Pictures excluded, copy all of the data below exactly.

Items from an interface collection:
((
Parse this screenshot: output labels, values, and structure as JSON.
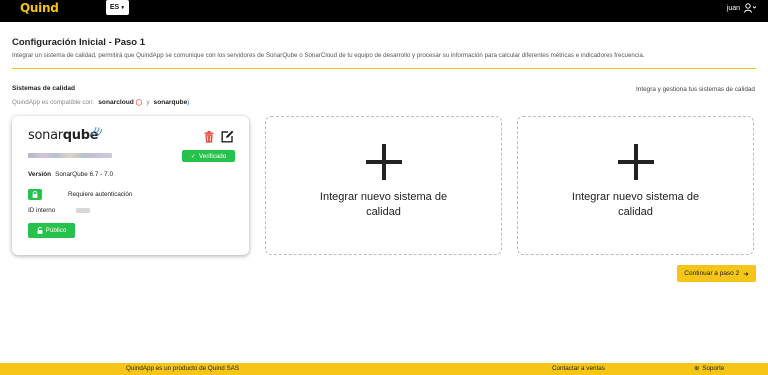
{
  "header": {
    "logo": "Quind",
    "language": "ES",
    "user": "juan"
  },
  "page": {
    "title": "Configuración Inicial - Paso 1",
    "intro": "Integrar un sistema de calidad, permitirá que QuindApp se comunique con los servidores de SonarQube o SonarCloud de tu equipo de desarrollo y procesar su información para calcular diferentes métricas e indicadores frecuencia."
  },
  "quality": {
    "section_title": "Sistemas de calidad",
    "manage_text": "Integra y gestiona tus sistemas de calidad",
    "compat_text": "QuindApp es compatible con:",
    "compat_brand1": "sonarcloud",
    "compat_and": "y",
    "compat_brand2": "sonarqube"
  },
  "system_card": {
    "logo_light": "sonar",
    "logo_bold": "qube",
    "status": "Verificado",
    "version_label": "Versión",
    "version_value": "SonarQube 6.7 - 7.0",
    "auth_label": "Requiere autenticación",
    "id_label": "ID interno",
    "visibility": "Público"
  },
  "add_cards": [
    {
      "label": "Integrar nuevo sistema de calidad"
    },
    {
      "label": "Integrar nuevo sistema de calidad"
    }
  ],
  "actions": {
    "next": "Continuar a paso 2"
  },
  "footer": {
    "product": "QuindApp es un producto de Quind SAS",
    "sales": "Contactar a ventas",
    "support": "Soporte"
  },
  "colors": {
    "brand_yellow": "#f5c518",
    "success_green": "#27c24c",
    "danger_red": "#e74c3c"
  }
}
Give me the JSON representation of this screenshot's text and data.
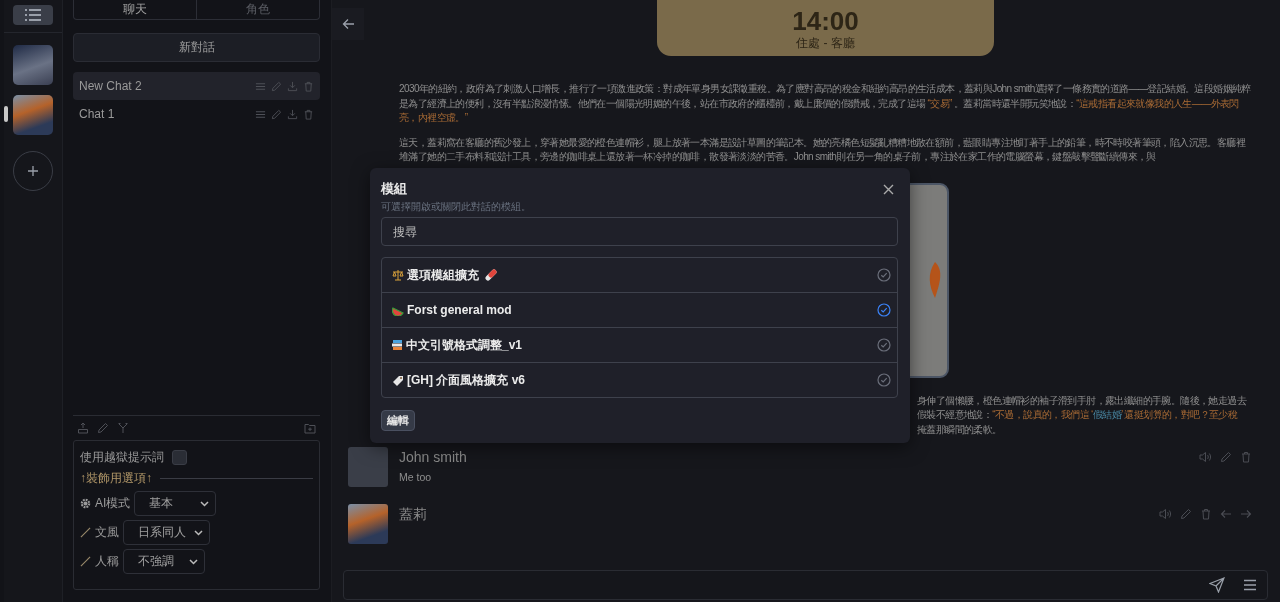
{
  "rail": {
    "avatars": [
      {
        "kind": "photo",
        "selected": false
      },
      {
        "kind": "photo",
        "selected": true
      }
    ]
  },
  "chat_panel": {
    "tabs": [
      {
        "label": "聊天",
        "selected": true
      },
      {
        "label": "角色",
        "selected": false
      }
    ],
    "new_chat": "新對話",
    "chats": [
      {
        "title": "New Chat 2",
        "selected": true
      },
      {
        "title": "Chat 1",
        "selected": false
      }
    ]
  },
  "settings": {
    "rows": [
      {
        "kind": "checkbox",
        "label": "使用越獄提示詞",
        "checked": false
      },
      {
        "kind": "divider",
        "label": "↑裝飾用選項↑"
      },
      {
        "kind": "select",
        "label": "AI模式",
        "value": "基本"
      },
      {
        "kind": "select",
        "label": "文風",
        "value": "日系同人"
      },
      {
        "kind": "select",
        "label": "人稱",
        "value": "不強調"
      }
    ]
  },
  "scene": {
    "time": "14:00",
    "location": "住處 - 客廳"
  },
  "story": {
    "paragraphs": [
      [
        {
          "kind": "plain",
          "text": "2030年的紐約，政府為了刺激人口增長，推行了一項激進政策：對成年單身男女課徵重稅。為了應對高昂的稅金和紐約高昂的生活成本，蓋莉與John smith選擇了一條務實的道路——登記結婚。這段婚姻純粹是為了經濟上的便利，沒有半點浪漫情愫。他們在一個陽光明媚的午後，站在市政府的櫃檯前，戴上廉價的假鑽戒，完成了這場 "
        },
        {
          "kind": "quote",
          "text": "“交易”"
        },
        {
          "kind": "plain",
          "text": " 。蓋莉當時還半開玩笑地說："
        },
        {
          "kind": "quote",
          "text": "“這戒指看起來就像我的人生——外表閃亮，內裡空虛。”"
        }
      ],
      [
        {
          "kind": "plain",
          "text": "這天，蓋莉窩在客廳的舊沙發上，穿著她最愛的橙色連帽衫，腿上放著一本滿是設計草圖的筆記本。她的亮橘色短髮亂糟糟地散在額前，藍眼睛專注地盯著手上的鉛筆，時不時咬著筆頭，陷入沉思。客廳裡堆滿了她的二手布料和設計工具，旁邊的咖啡桌上還放著一杯冷掉的咖啡，散發著淡淡的苦香。John smith則在另一角的桌子前，專注於在家工作的電腦螢幕，鍵盤敲擊聲斷續傳來，與"
        }
      ]
    ],
    "partial_lines": [
      [
        {
          "kind": "plain",
          "text": "身伸了個懶腰，橙色連帽衫的袖子滑到手肘，露出纖細的手腕。隨後，她走過去"
        }
      ],
      [
        {
          "kind": "plain",
          "text": "假裝不經意地說："
        },
        {
          "kind": "quote",
          "text": "“不過，說真的，我們這 ‘"
        },
        {
          "kind": "term",
          "text": "假結婚"
        },
        {
          "kind": "quote",
          "text": "’ 還挺划算的，對吧？至少稅"
        }
      ],
      [
        {
          "kind": "plain",
          "text": "掩蓋那瞬間的柔軟。"
        }
      ]
    ]
  },
  "messages": [
    {
      "name": "John smith",
      "text": "Me too"
    },
    {
      "name": "蓋莉"
    }
  ],
  "modal": {
    "title": "模組",
    "subtitle": "可選擇開啟或關閉此對話的模組。",
    "search": {
      "placeholder": "搜尋"
    },
    "mods": [
      {
        "name": "選項模組擴充",
        "enabled": false
      },
      {
        "name": "Forst general mod",
        "enabled": true
      },
      {
        "name": "中文引號格式調整_v1",
        "enabled": false
      },
      {
        "name": "[GH] 介面風格擴充 v6",
        "enabled": false
      }
    ],
    "edit_button": "編輯"
  }
}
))
• [WRITTEN REPLY]:
Parse this screenshot: output labels, values, and structure as JSON.
{
  "header": {
    "logo": "Quind",
    "language": "ES",
    "user": "juan"
  },
  "page": {
    "title": "Configuración Inicial - Paso 1",
    "intro": "Integrar un sistema de calidad, permitirá que QuindApp se comunique con los servidores de SonarQube o SonarCloud de tu equipo de desarrollo y procesar su información para calcular diferentes métricas e indicadores frecuencia."
  },
  "quality": {
    "section_title": "Sistemas de calidad",
    "manage_text": "Integra y gestiona tus sistemas de calidad",
    "compat_text": "QuindApp es compatible con:",
    "compat_brand1": "sonarcloud",
    "compat_and": "y",
    "compat_brand2": "sonarqube"
  },
  "system_card": {
    "logo_light": "sonar",
    "logo_bold": "qube",
    "status": "Verificado",
    "version_label": "Versión",
    "version_value": "SonarQube 6.7 - 7.0",
    "auth_label": "Requiere autenticación",
    "id_label": "ID interno",
    "visibility": "Público"
  },
  "add_cards": [
    {
      "label": "Integrar nuevo sistema de calidad"
    },
    {
      "label": "Integrar nuevo sistema de calidad"
    }
  ],
  "actions": {
    "next": "Continuar a paso 2"
  },
  "footer": {
    "product": "QuindApp es un producto de Quind SAS",
    "sales": "Contactar a ventas",
    "support": "Soporte"
  },
  "colors": {
    "brand_yellow": "#f5c518",
    "success_green": "#27c24c",
    "danger_red": "#e74c3c"
  }
}
Give me the JSON representation of this screenshot's text and data.
{
  "rail": {
    "avatars": [
      {
        "kind": "photo",
        "selected": false
      },
      {
        "kind": "photo",
        "selected": true
      }
    ]
  },
  "chat_panel": {
    "tabs": [
      {
        "label": "聊天",
        "selected": true
      },
      {
        "label": "角色",
        "selected": false
      }
    ],
    "new_chat": "新對話",
    "chats": [
      {
        "title": "New Chat 2",
        "selected": true
      },
      {
        "title": "Chat 1",
        "selected": false
      }
    ]
  },
  "settings": {
    "rows": [
      {
        "kind": "checkbox",
        "label": "使用越獄提示詞",
        "checked": false
      },
      {
        "kind": "divider",
        "label": "↑裝飾用選項↑"
      },
      {
        "kind": "select",
        "label": "AI模式",
        "value": "基本"
      },
      {
        "kind": "select",
        "label": "文風",
        "value": "日系同人"
      },
      {
        "kind": "select",
        "label": "人稱",
        "value": "不強調"
      }
    ]
  },
  "scene": {
    "time": "14:00",
    "location": "住處 - 客廳"
  },
  "story": {
    "paragraphs": [
      [
        {
          "kind": "plain",
          "text": "2030年的紐約，政府為了刺激人口增長，推行了一項激進政策：對成年單身男女課徵重稅。為了應對高昂的稅金和紐約高昂的生活成本，蓋莉與John smith選擇了一條務實的道路——登記結婚。這段婚姻純粹是為了經濟上的便利，沒有半點浪漫情愫。他們在一個陽光明媚的午後，站在市政府的櫃檯前，戴上廉價的假鑽戒，完成了這場 "
        },
        {
          "kind": "quote",
          "text": "“交易”"
        },
        {
          "kind": "plain",
          "text": " 。蓋莉當時還半開玩笑地說："
        },
        {
          "kind": "quote",
          "text": "“這戒指看起來就像我的人生——外表閃亮，內裡空虛。”"
        }
      ],
      [
        {
          "kind": "plain",
          "text": "這天，蓋莉窩在客廳的舊沙發上，穿著她最愛的橙色連帽衫，腿上放著一本滿是設計草圖的筆記本。她的亮橘色短髮亂糟糟地散在額前，藍眼睛專注地盯著手上的鉛筆，時不時咬著筆頭，陷入沉思。客廳裡堆滿了她的二手布料和設計工具，旁邊的咖啡桌上還放著一杯冷掉的咖啡，散發著淡淡的苦香。John smith則在另一角的桌子前，專注於在家工作的電腦螢幕，鍵盤敲擊聲斷續傳來，與"
        }
      ]
    ],
    "partial_lines": [
      [
        {
          "kind": "plain",
          "text": "身伸了個懶腰，橙色連帽衫的袖子滑到手肘，露出纖細的手腕。隨後，她走過去"
        }
      ],
      [
        {
          "kind": "plain",
          "text": "假裝不經意地說："
        },
        {
          "kind": "quote",
          "text": "“不過，說真的，我們這 ‘"
        },
        {
          "kind": "term",
          "text": "假結婚"
        },
        {
          "kind": "quote",
          "text": "’ 還挺划算的，對吧？至少稅"
        }
      ],
      [
        {
          "kind": "plain",
          "text": "掩蓋那瞬間的柔軟。"
        }
      ]
    ]
  },
  "messages": [
    {
      "name": "John smith",
      "text": "Me too"
    },
    {
      "name": "蓋莉"
    }
  ],
  "modal": {
    "title": "模組",
    "subtitle": "可選擇開啟或關閉此對話的模組。",
    "search": {
      "placeholder": "搜尋"
    },
    "mods": [
      {
        "name": "選項模組擴充",
        "enabled": false
      },
      {
        "name": "Forst general mod",
        "enabled": true
      },
      {
        "name": "中文引號格式調整_v1",
        "enabled": false
      },
      {
        "name": "[GH] 介面風格擴充 v6",
        "enabled": false
      }
    ],
    "edit_button": "編輯"
  }
}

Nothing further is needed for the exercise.